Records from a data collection
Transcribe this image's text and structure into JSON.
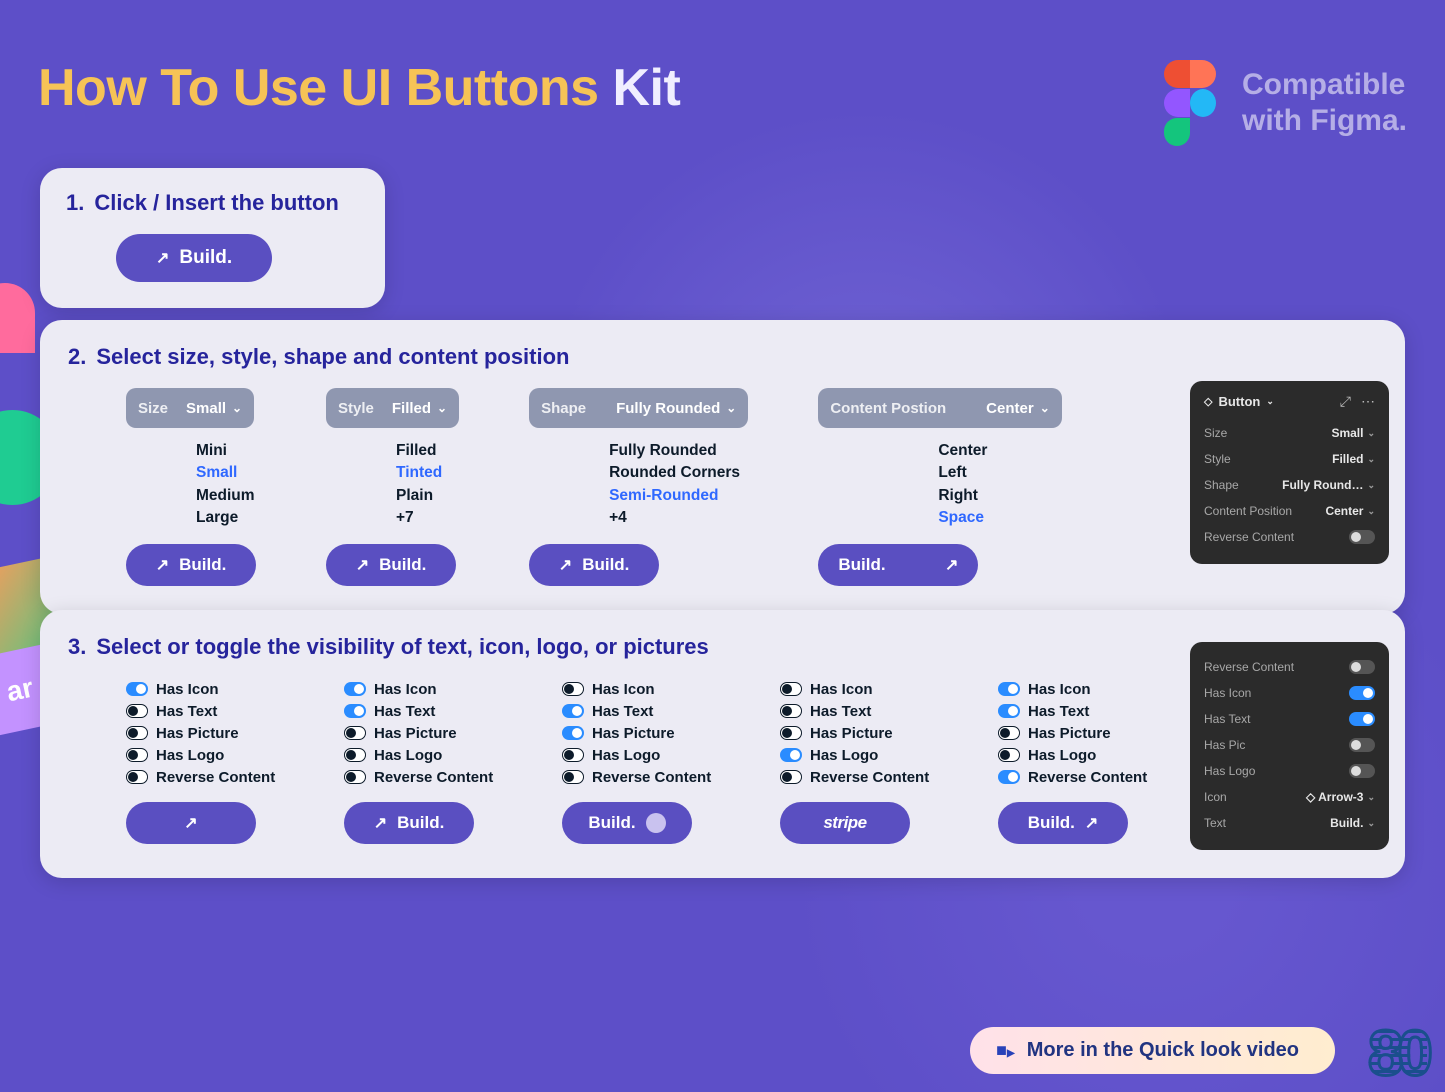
{
  "title": {
    "part1": "How To Use UI Buttons",
    "part2": "Kit"
  },
  "figma_badge": {
    "line1": "Compatible",
    "line2": "with Figma."
  },
  "step1": {
    "label": "1.",
    "text": "Click / Insert the button",
    "button": "Build."
  },
  "step2": {
    "label": "2.",
    "text": "Select size, style, shape and content position",
    "props": [
      {
        "name": "Size",
        "value": "Small",
        "options": [
          "Mini",
          "Small",
          "Medium",
          "Large"
        ],
        "selected": "Small",
        "button": "↗ Build."
      },
      {
        "name": "Style",
        "value": "Filled",
        "options": [
          "Filled",
          "Tinted",
          "Plain",
          "+7"
        ],
        "selected": "Tinted",
        "button": "↗ Build."
      },
      {
        "name": "Shape",
        "value": "Fully Rounded",
        "options": [
          "Fully Rounded",
          "Rounded Corners",
          "Semi-Rounded",
          "+4"
        ],
        "selected": "Semi-Rounded",
        "button": "↗ Build."
      },
      {
        "name": "Content Postion",
        "value": "Center",
        "options": [
          "Center",
          "Left",
          "Right",
          "Space"
        ],
        "selected": "Space",
        "button": "Build."
      }
    ],
    "panel": {
      "title": "Button",
      "rows": [
        {
          "k": "Size",
          "v": "Small"
        },
        {
          "k": "Style",
          "v": "Filled"
        },
        {
          "k": "Shape",
          "v": "Fully Round…"
        },
        {
          "k": "Content Position",
          "v": "Center"
        },
        {
          "k": "Reverse Content",
          "toggle": false
        }
      ]
    }
  },
  "step3": {
    "label": "3.",
    "text": "Select or toggle the visibility of text, icon, logo, or pictures",
    "columns": [
      {
        "toggles": [
          {
            "label": "Has Icon",
            "on": true
          },
          {
            "label": "Has Text",
            "on": false
          },
          {
            "label": "Has Picture",
            "on": false
          },
          {
            "label": "Has Logo",
            "on": false
          },
          {
            "label": "Reverse Content",
            "on": false
          }
        ],
        "button": "↗"
      },
      {
        "toggles": [
          {
            "label": "Has Icon",
            "on": true
          },
          {
            "label": "Has Text",
            "on": true
          },
          {
            "label": "Has Picture",
            "on": false
          },
          {
            "label": "Has Logo",
            "on": false
          },
          {
            "label": "Reverse Content",
            "on": false
          }
        ],
        "button": "↗ Build."
      },
      {
        "toggles": [
          {
            "label": "Has Icon",
            "on": false
          },
          {
            "label": "Has Text",
            "on": true
          },
          {
            "label": "Has Picture",
            "on": true
          },
          {
            "label": "Has Logo",
            "on": false
          },
          {
            "label": "Reverse Content",
            "on": false
          }
        ],
        "button": "Build.",
        "avatar": true
      },
      {
        "toggles": [
          {
            "label": "Has Icon",
            "on": false
          },
          {
            "label": "Has Text",
            "on": false
          },
          {
            "label": "Has Picture",
            "on": false
          },
          {
            "label": "Has Logo",
            "on": true
          },
          {
            "label": "Reverse Content",
            "on": false
          }
        ],
        "button": "stripe",
        "stripe": true
      },
      {
        "toggles": [
          {
            "label": "Has Icon",
            "on": true
          },
          {
            "label": "Has Text",
            "on": true
          },
          {
            "label": "Has Picture",
            "on": false
          },
          {
            "label": "Has Logo",
            "on": false
          },
          {
            "label": "Reverse Content",
            "on": true
          }
        ],
        "button": "Build. ↗"
      }
    ],
    "panel": {
      "rows": [
        {
          "k": "Reverse Content",
          "toggle": false
        },
        {
          "k": "Has Icon",
          "toggle": true
        },
        {
          "k": "Has Text",
          "toggle": true
        },
        {
          "k": "Has Pic",
          "toggle": false
        },
        {
          "k": "Has Logo",
          "toggle": false
        },
        {
          "k": "Icon",
          "v": "◇ Arrow-3"
        },
        {
          "k": "Text",
          "v": "Build."
        }
      ]
    }
  },
  "footer": {
    "text": "More in the Quick look video"
  },
  "logo": "80"
}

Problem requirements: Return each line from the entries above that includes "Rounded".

Final answer:
        "value": "Fully Rounded",
          "Fully Rounded",
          "Rounded Corners",
          "Semi-Rounded",
        "selected": "Semi-Rounded",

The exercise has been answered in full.